The Philippines has proven to the rest of the world that good governance promotes better performance of public institutions, which then lead to better, more direct, and more substantial benefits to our people, especially the poor and the marginalized. Our good performance that has shown positive impact has ultimately rebuilt public trust, which has been critical for the State to effectively and genuinely effect difficult but necessary reforms.

Ladies and gentlemen of this respected Congress, our administration was placed by history in a critical period of transition. We are in a crucial stage of transforming the bureaucracy from the status quo of ineptness, corruption, and patronage to a regime of openness, accountability, and citizen’s engagement. We are in a sweet spot that provides us with an unprecedented chance to bring about greater growth and creating ample opportunities for all. We are moving towards achieving the drastic reduction of poverty and building a robust middle class.

We are on the cusp of a new era defined by a citizenry empowered to influence the way government operates and to create greater prosperity for the nation.

Will our nation’s journey continue on the Daang Matuwid, or will we backtrack and falter on our commitment to lasting change?

The answer is obvious: we must do everything in our power to fulfil our Social Contract with the people. After all, it is by the people’s sovereign will that we are in positions of great responsibility. It is through their trust and confidence that we can break boundaries, confront powerful vested interests, and bring about bold changes in government. It is through People Power—through instituting it in the very halls of government—that our nation can prosper.

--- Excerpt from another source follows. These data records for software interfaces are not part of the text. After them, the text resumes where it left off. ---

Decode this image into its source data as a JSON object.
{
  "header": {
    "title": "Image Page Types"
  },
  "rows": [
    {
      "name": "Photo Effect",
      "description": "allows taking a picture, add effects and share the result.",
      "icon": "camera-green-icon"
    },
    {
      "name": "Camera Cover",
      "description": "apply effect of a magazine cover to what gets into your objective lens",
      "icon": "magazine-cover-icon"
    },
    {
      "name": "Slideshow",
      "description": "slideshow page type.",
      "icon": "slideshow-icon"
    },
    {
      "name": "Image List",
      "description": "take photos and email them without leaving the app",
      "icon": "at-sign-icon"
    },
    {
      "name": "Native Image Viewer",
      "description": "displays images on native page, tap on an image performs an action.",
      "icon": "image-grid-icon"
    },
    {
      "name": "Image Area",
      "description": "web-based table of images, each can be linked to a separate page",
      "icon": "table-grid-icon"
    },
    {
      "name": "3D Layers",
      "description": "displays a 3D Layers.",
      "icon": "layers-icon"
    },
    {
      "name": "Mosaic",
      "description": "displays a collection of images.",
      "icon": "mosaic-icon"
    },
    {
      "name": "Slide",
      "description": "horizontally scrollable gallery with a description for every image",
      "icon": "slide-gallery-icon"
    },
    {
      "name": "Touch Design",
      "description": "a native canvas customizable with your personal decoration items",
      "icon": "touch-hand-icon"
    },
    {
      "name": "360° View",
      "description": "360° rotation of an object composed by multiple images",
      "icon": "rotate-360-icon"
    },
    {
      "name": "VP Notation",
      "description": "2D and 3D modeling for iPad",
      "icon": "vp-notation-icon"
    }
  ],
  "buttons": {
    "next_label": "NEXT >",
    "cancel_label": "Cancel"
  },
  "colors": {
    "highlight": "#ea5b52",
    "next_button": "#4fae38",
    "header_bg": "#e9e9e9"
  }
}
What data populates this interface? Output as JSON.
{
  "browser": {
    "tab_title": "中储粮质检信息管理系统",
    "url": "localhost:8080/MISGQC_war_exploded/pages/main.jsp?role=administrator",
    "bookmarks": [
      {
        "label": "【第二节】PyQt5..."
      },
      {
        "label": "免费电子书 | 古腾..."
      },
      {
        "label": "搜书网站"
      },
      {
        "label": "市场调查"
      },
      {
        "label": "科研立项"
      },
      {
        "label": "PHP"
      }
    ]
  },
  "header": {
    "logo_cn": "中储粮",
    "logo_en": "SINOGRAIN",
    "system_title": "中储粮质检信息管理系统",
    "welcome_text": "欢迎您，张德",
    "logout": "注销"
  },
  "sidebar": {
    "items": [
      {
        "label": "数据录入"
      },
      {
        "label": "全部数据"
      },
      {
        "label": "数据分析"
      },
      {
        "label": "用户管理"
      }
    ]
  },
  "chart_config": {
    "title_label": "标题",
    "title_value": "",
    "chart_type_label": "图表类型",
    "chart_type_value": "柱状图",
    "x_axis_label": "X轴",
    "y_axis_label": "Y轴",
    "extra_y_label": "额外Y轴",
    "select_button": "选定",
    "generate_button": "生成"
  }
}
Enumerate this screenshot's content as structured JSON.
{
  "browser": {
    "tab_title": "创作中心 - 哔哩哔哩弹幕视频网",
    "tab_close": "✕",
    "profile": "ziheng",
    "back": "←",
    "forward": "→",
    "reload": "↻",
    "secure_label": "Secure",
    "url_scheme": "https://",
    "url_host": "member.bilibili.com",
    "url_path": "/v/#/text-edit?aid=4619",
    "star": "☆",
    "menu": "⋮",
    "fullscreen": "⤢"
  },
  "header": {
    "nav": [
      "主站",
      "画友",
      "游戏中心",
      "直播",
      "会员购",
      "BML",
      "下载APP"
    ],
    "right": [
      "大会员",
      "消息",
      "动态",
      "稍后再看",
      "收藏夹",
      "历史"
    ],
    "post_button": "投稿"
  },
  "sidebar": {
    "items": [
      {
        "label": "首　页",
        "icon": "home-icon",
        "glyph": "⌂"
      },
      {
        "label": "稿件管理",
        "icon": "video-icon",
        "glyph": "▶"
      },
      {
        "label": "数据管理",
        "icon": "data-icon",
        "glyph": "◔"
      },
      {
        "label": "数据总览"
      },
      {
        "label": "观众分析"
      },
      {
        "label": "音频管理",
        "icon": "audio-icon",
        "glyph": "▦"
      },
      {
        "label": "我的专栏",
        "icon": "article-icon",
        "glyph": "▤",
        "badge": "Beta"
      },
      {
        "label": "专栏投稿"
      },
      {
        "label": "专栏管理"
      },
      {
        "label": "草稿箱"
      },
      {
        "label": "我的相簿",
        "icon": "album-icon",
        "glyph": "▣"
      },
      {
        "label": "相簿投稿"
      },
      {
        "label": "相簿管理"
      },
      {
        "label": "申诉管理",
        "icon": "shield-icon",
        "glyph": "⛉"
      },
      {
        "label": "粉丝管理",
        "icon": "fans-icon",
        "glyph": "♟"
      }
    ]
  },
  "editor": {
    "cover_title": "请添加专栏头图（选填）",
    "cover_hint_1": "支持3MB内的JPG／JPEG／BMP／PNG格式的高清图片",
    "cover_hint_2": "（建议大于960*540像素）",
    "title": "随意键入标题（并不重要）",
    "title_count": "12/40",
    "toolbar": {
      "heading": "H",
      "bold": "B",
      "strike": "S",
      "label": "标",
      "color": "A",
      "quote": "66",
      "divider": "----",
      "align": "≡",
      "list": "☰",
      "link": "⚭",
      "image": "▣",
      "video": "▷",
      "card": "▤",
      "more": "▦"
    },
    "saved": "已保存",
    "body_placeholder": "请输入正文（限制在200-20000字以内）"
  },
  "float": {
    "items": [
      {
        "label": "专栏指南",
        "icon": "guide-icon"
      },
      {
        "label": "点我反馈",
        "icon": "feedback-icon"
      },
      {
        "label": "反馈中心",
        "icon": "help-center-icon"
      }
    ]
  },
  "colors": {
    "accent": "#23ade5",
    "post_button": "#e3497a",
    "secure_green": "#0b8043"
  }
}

As servant of the Filipino People, I shall ensure that the government will properly, efficiently, and inclusively implement this GAA beginning January 1, 2015.

Very truly yours,

Senate of the Philippines
Pasay City